Dataset records -
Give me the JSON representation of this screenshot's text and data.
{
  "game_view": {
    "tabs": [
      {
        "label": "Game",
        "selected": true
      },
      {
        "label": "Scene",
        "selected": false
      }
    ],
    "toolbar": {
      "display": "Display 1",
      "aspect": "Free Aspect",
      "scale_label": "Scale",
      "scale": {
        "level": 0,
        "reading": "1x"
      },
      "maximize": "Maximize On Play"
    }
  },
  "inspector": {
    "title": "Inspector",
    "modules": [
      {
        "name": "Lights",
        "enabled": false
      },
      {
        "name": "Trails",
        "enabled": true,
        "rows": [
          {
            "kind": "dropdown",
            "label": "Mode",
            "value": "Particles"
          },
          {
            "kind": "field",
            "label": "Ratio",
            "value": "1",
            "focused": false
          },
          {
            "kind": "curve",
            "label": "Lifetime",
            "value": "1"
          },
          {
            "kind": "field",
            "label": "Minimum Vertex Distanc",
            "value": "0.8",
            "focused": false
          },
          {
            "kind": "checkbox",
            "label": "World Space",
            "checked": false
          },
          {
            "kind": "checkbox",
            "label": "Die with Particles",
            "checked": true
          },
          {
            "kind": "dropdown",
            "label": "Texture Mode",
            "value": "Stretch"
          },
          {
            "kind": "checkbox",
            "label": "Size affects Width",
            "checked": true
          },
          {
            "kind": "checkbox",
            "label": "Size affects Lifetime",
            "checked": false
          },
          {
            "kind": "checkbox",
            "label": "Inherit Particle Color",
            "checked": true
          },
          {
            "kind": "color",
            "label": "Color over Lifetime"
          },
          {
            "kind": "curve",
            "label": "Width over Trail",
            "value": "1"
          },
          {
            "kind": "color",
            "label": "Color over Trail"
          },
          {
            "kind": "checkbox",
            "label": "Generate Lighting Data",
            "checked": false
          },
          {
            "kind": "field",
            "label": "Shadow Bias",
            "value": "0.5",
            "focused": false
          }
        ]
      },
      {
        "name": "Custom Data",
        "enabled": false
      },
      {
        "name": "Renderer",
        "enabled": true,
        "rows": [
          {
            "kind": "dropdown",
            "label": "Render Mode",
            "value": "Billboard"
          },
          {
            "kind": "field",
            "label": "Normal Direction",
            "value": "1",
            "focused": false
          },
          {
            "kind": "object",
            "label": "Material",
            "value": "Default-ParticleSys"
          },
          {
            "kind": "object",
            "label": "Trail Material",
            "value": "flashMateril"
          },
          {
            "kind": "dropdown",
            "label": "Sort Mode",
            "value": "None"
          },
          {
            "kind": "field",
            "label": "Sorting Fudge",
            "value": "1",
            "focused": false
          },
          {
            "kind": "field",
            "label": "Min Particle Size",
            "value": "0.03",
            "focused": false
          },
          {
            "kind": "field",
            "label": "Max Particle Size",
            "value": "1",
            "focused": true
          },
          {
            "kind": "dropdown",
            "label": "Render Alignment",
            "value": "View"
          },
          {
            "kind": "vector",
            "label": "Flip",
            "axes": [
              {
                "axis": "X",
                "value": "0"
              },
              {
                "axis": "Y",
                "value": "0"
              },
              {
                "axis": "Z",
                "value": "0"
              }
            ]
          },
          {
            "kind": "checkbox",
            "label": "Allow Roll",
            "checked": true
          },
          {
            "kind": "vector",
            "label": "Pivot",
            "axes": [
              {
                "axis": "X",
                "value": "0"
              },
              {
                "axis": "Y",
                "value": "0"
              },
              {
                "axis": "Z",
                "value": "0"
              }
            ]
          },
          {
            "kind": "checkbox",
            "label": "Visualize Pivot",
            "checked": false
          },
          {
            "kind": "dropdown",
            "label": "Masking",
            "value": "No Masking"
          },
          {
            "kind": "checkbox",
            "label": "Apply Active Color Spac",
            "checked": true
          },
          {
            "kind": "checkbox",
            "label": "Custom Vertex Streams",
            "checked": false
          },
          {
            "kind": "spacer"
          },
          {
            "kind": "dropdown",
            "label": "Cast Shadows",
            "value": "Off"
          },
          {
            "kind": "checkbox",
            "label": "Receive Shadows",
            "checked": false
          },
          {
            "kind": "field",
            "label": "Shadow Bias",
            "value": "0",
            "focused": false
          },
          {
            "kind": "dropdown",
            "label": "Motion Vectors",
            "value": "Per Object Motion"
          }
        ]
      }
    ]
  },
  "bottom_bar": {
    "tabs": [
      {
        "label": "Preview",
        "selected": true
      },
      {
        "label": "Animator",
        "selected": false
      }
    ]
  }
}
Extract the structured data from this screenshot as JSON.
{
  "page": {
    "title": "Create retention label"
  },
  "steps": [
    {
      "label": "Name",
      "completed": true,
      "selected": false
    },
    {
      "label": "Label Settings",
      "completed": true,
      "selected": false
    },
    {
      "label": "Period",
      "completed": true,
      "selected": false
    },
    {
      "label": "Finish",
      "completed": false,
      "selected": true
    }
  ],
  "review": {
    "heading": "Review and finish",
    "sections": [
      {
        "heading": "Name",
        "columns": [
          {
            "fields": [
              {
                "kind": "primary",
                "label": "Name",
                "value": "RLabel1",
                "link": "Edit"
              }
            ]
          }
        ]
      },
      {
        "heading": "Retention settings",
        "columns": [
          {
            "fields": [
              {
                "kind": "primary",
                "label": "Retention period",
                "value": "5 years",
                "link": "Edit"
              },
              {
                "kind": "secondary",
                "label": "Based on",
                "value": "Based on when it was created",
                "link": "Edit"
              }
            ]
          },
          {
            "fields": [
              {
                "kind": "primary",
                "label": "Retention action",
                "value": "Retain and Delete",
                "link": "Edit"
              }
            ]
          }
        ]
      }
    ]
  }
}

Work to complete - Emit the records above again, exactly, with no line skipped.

Response area -
Give me the JSON representation of this screenshot's text and data.
{
  "game_view": {
    "tabs": [
      {
        "label": "Game",
        "selected": true
      },
      {
        "label": "Scene",
        "selected": false
      }
    ],
    "toolbar": {
      "display": "Display 1",
      "aspect": "Free Aspect",
      "scale_label": "Scale",
      "scale": {
        "level": 0,
        "reading": "1x"
      },
      "maximize": "Maximize On Play"
    }
  },
  "inspector": {
    "title": "Inspector",
    "modules": [
      {
        "name": "Lights",
        "enabled": false
      },
      {
        "name": "Trails",
        "enabled": true,
        "rows": [
          {
            "kind": "dropdown",
            "label": "Mode",
            "value": "Particles"
          },
          {
            "kind": "field",
            "label": "Ratio",
            "value": "1",
            "focused": false
          },
          {
            "kind": "curve",
            "label": "Lifetime",
            "value": "1"
          },
          {
            "kind": "field",
            "label": "Minimum Vertex Distanc",
            "value": "0.8",
            "focused": false
          },
          {
            "kind": "checkbox",
            "label": "World Space",
            "checked": false
          },
          {
            "kind": "checkbox",
            "label": "Die with Particles",
            "checked": true
          },
          {
            "kind": "dropdown",
            "label": "Texture Mode",
            "value": "Stretch"
          },
          {
            "kind": "checkbox",
            "label": "Size affects Width",
            "checked": true
          },
          {
            "kind": "checkbox",
            "label": "Size affects Lifetime",
            "checked": false
          },
          {
            "kind": "checkbox",
            "label": "Inherit Particle Color",
            "checked": true
          },
          {
            "kind": "color",
            "label": "Color over Lifetime"
          },
          {
            "kind": "curve",
            "label": "Width over Trail",
            "value": "1"
          },
          {
            "kind": "color",
            "label": "Color over Trail"
          },
          {
            "kind": "checkbox",
            "label": "Generate Lighting Data",
            "checked": false
          },
          {
            "kind": "field",
            "label": "Shadow Bias",
            "value": "0.5",
            "focused": false
          }
        ]
      },
      {
        "name": "Custom Data",
        "enabled": false
      },
      {
        "name": "Renderer",
        "enabled": true,
        "rows": [
          {
            "kind": "dropdown",
            "label": "Render Mode",
            "value": "Billboard"
          },
          {
            "kind": "field",
            "label": "Normal Direction",
            "value": "1",
            "focused": false
          },
          {
            "kind": "object",
            "label": "Material",
            "value": "Default-ParticleSys"
          },
          {
            "kind": "object",
            "label": "Trail Material",
            "value": "flashMateril"
          },
          {
            "kind": "dropdown",
            "label": "Sort Mode",
            "value": "None"
          },
          {
            "kind": "field",
            "label": "Sorting Fudge",
            "value": "1",
            "focused": false
          },
          {
            "kind": "field",
            "label": "Min Particle Size",
            "value": "0.03",
            "focused": false
          },
          {
            "kind": "field",
            "label": "Max Particle Size",
            "value": "1",
            "focused": true
          },
          {
            "kind": "dropdown",
            "label": "Render Alignment",
            "value": "View"
          },
          {
            "kind": "vector",
            "label": "Flip",
            "axes": [
              {
                "axis": "X",
                "value": "0"
              },
              {
                "axis": "Y",
                "value": "0"
              },
              {
                "axis": "Z",
                "value": "0"
              }
            ]
          },
          {
            "kind": "checkbox",
            "label": "Allow Roll",
            "checked": true
          },
          {
            "kind": "vector",
            "label": "Pivot",
            "axes": [
              {
                "axis": "X",
                "value": "0"
              },
              {
                "axis": "Y",
                "value": "0"
              },
              {
                "axis": "Z",
                "value": "0"
              }
            ]
          },
          {
            "kind": "checkbox",
            "label": "Visualize Pivot",
            "checked": false
          },
          {
            "kind": "dropdown",
            "label": "Masking",
            "value": "No Masking"
          },
          {
            "kind": "checkbox",
            "label": "Apply Active Color Spac",
            "checked": true
          },
          {
            "kind": "checkbox",
            "label": "Custom Vertex Streams",
            "checked": false
          },
          {
            "kind": "spacer"
          },
          {
            "kind": "dropdown",
            "label": "Cast Shadows",
            "value": "Off"
          },
          {
            "kind": "checkbox",
            "label": "Receive Shadows",
            "checked": false
          },
          {
            "kind": "field",
            "label": "Shadow Bias",
            "value": "0",
            "focused": false
          },
          {
            "kind": "dropdown",
            "label": "Motion Vectors",
            "value": "Per Object Motion"
          }
        ]
      }
    ]
  },
  "bottom_bar": {
    "tabs": [
      {
        "label": "Preview",
        "selected": true
      },
      {
        "label": "Animator",
        "selected": false
      }
    ]
  }
}
Extract the structured data from this screenshot as JSON.
{
  "page": {
    "title": "Create retention label"
  },
  "steps": [
    {
      "label": "Name",
      "completed": true,
      "selected": false
    },
    {
      "label": "Label Settings",
      "completed": true,
      "selected": false
    },
    {
      "label": "Period",
      "completed": true,
      "selected": false
    },
    {
      "label": "Finish",
      "completed": false,
      "selected": true
    }
  ],
  "review": {
    "heading": "Review and finish",
    "sections": [
      {
        "heading": "Name",
        "columns": [
          {
            "fields": [
              {
                "kind": "primary",
                "label": "Name",
                "value": "RLabel1",
                "link": "Edit"
              }
            ]
          }
        ]
      },
      {
        "heading": "Retention settings",
        "columns": [
          {
            "fields": [
              {
                "kind": "primary",
                "label": "Retention period",
                "value": "5 years",
                "link": "Edit"
              },
              {
                "kind": "secondary",
                "label": "Based on",
                "value": "Based on when it was created",
                "link": "Edit"
              }
            ]
          },
          {
            "fields": [
              {
                "kind": "primary",
                "label": "Retention action",
                "value": "Retain and Delete",
                "link": "Edit"
              }
            ]
          }
        ]
      }
    ]
  }
}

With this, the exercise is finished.